It cost just $10 on Trade Me, but to Tengaepu o te Rangi Tararo it’s a book worth much more than that.
It’s a version of John Bunyan’s The Pilgrim’s Progress, written in Cook Islands Maori and published in England in 1892 for use in Sunday schools and religious classes. ‘‘It’s priceless. ‘‘It’s part of our history. ‘‘I’m delighted by it,’’ he said, after daughter Dorothy Hosking presented it to him.
She found it on the auction website.
Hosking had it restored by Akatarawa bookbinder Bill Tito, who also said the book was remarkable.
‘‘It’s the first time I’ve seen anything like this in the Cook Islands language,’’ Tito said.
‘‘It’s nice to be able to restore a book like this. There’s a real good feel factor about it.’’
Te Tere o te Tuitarere was published by the Religious Tract Society, in conjunction with the London Missionary Society, for distribution throughout the Cook Islands.
The Pilgrim’s Progress was first published in 1678, and was begun while Bunyan was in jail for breaches of religious law.
It has been translated into more than 200 languages.
Tararo, of Ascot Park, was born on the island of Mauke in the Cook Islands in 1931.
He said that as a Presbyterian he did not get to spend too much time at Sunday school in his youth.
‘‘I only had three years at school. I was not well in my younger days,’’ Tararo said. ‘‘We had no doctors on Mauke and a lot of my generation died young because of it.’’
When he arrived in New Zealand in 1961, he left about 1000 people living on Mauke.
‘‘ There’s only about 300 there now,’’ he said.
Reading the unusual book in his own language had forced him to think about the island life he reluctantly left behind all those years ago.
He wants his daughter to make the decision about what eventually happens to the book.
‘‘She gave it to me, so I’ll leave it to her to see whether it stays in the family.’’

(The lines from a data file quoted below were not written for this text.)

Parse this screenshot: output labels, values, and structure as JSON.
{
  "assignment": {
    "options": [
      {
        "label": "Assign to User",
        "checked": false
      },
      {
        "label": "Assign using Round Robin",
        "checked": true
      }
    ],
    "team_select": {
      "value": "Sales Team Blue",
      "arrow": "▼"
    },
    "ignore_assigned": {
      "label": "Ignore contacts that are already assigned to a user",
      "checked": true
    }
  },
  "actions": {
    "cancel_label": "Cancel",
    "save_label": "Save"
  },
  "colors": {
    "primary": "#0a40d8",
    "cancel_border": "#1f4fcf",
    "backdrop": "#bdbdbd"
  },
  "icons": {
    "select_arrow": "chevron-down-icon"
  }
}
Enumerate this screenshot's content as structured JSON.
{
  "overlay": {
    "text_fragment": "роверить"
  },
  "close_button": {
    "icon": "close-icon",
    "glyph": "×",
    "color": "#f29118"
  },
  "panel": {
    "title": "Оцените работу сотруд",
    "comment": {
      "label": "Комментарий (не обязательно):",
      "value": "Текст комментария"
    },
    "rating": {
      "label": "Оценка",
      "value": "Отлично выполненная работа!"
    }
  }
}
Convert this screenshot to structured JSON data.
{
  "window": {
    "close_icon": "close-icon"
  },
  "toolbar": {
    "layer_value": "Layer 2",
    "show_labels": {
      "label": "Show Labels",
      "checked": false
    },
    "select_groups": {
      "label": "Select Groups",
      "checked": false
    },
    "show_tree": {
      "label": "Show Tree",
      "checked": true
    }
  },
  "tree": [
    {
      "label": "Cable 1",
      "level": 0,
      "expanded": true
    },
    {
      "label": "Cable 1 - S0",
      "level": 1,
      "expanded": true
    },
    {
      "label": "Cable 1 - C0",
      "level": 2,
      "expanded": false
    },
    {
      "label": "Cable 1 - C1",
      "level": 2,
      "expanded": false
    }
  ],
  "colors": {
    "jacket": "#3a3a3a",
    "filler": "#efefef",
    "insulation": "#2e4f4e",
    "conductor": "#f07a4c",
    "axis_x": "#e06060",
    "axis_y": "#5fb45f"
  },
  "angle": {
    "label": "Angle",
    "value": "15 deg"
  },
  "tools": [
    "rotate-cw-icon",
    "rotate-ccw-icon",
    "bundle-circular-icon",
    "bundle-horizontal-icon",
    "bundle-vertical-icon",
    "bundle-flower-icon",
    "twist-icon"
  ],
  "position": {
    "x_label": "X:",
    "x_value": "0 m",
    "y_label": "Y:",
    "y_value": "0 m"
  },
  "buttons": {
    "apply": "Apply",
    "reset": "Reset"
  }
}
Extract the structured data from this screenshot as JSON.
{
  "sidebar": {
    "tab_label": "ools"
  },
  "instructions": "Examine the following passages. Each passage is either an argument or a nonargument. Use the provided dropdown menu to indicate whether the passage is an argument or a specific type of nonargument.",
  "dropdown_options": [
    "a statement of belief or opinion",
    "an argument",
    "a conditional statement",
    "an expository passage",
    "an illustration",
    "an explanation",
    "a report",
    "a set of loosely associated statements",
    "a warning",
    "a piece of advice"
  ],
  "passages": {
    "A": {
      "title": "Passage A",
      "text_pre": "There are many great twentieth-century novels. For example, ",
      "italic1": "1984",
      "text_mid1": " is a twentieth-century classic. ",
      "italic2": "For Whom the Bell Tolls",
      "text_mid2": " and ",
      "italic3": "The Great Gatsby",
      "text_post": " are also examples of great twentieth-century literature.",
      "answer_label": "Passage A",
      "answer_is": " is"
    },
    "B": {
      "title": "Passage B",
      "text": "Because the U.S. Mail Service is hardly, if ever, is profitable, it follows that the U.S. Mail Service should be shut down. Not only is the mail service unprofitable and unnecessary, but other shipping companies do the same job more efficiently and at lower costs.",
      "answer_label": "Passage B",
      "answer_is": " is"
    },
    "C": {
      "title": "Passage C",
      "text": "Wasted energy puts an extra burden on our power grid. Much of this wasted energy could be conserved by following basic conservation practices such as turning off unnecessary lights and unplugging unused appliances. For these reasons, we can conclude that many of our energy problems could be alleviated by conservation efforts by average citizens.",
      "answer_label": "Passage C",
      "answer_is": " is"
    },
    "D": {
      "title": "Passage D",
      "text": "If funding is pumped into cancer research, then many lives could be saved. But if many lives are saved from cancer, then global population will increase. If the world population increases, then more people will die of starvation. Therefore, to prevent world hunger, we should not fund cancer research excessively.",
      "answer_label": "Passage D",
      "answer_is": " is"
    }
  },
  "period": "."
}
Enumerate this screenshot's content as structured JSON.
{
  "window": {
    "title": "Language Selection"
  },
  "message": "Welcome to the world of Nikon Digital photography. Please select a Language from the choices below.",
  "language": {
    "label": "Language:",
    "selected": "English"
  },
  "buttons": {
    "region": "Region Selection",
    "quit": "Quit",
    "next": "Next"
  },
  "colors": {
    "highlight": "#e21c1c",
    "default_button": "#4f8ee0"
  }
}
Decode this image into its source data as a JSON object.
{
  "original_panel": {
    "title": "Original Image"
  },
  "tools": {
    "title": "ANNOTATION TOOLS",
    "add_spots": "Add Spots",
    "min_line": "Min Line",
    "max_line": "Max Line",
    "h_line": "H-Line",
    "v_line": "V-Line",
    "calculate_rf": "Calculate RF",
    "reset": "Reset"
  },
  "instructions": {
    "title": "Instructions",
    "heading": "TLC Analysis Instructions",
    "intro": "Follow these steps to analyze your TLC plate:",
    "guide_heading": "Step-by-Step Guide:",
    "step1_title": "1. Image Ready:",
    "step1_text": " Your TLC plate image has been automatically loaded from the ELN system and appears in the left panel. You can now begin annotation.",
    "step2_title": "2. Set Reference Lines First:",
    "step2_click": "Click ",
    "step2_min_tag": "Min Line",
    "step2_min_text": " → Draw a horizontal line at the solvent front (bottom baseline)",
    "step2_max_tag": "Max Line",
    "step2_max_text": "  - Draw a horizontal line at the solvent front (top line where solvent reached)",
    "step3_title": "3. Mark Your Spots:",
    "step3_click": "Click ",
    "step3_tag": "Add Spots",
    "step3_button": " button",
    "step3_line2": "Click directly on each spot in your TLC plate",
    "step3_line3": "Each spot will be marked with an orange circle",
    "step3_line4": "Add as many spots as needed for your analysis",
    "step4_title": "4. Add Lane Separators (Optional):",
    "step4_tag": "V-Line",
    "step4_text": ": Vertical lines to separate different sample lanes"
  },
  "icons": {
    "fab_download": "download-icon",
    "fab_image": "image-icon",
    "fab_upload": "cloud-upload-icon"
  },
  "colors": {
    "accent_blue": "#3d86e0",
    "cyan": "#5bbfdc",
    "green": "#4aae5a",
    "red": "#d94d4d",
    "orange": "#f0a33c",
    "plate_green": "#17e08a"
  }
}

Remarkable progress: Tengaepu o te Rangi Tararo with his Cook Islands version of The Pilgrim’s Progress, published in 1892.